There are plenty of lovely moments – and a pas de deux between the two at the end is a highlight, drawing the biggest crowd reaction.
While there are moments of self-consciousness, and at times it feels like they are trying too hard, these are a performers with lots of potential, and lots of charisma. The show is funny and in places sweet. Enjoy.
Paralleling and reminiscent of Flight of the Conchords, with the delightfully endearing chemistry between these two young men, PANIC is a bright, energetic and colourful performance. It provides hilarious entertainment and includes all genres: stories, song, mime, dance and magic delivered with an unusually charming naturalness and spontaneity.
The show begins with a South African character improvisation introducing the performers, Kade Nightingale and Jeremy Rolleston, who appear on stage carrying a balloon with a message inside, which is guarded by a member of the audience.
Kade leads the first half of the show with very amusing and imaginative anecdotes about himself and other witty observations on humanity.
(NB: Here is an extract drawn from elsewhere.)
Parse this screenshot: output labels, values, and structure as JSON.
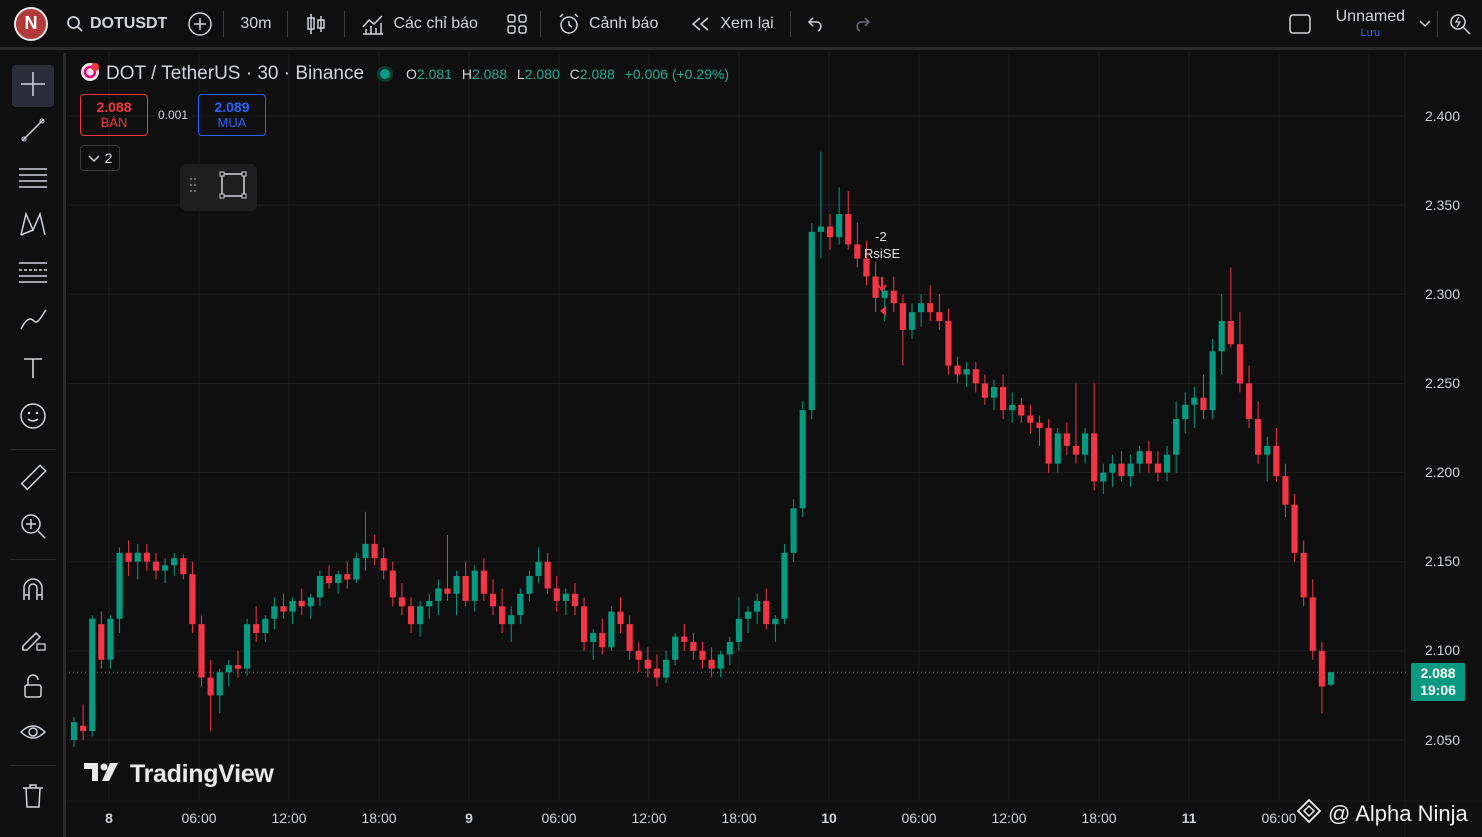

Jeremy leads the second half of the show with his magic which is a mix of telepathic tricks involving the audience which are skilfully performed.
Interspersed amongst this is a range of comically choreographed joint dance – followed by a very amusing intellectual political analysis of the dance between them, as to its "deep meaning" – a mimed love duet and dance which is very well done, and engaging conversation between them.
The balloon, which holds the show, takes the last blast with both magic and fun in the revelation of the note inside.
Their obvious onstage enjoyment and fun Kade Nightingale and Jeremy Rolleston bring to their show is charismatic and infectious with the ‘feel good' factor. These two young men have the potential to go far. I highly recommend seeing it for an evening of richly gratifying liveliness and fun.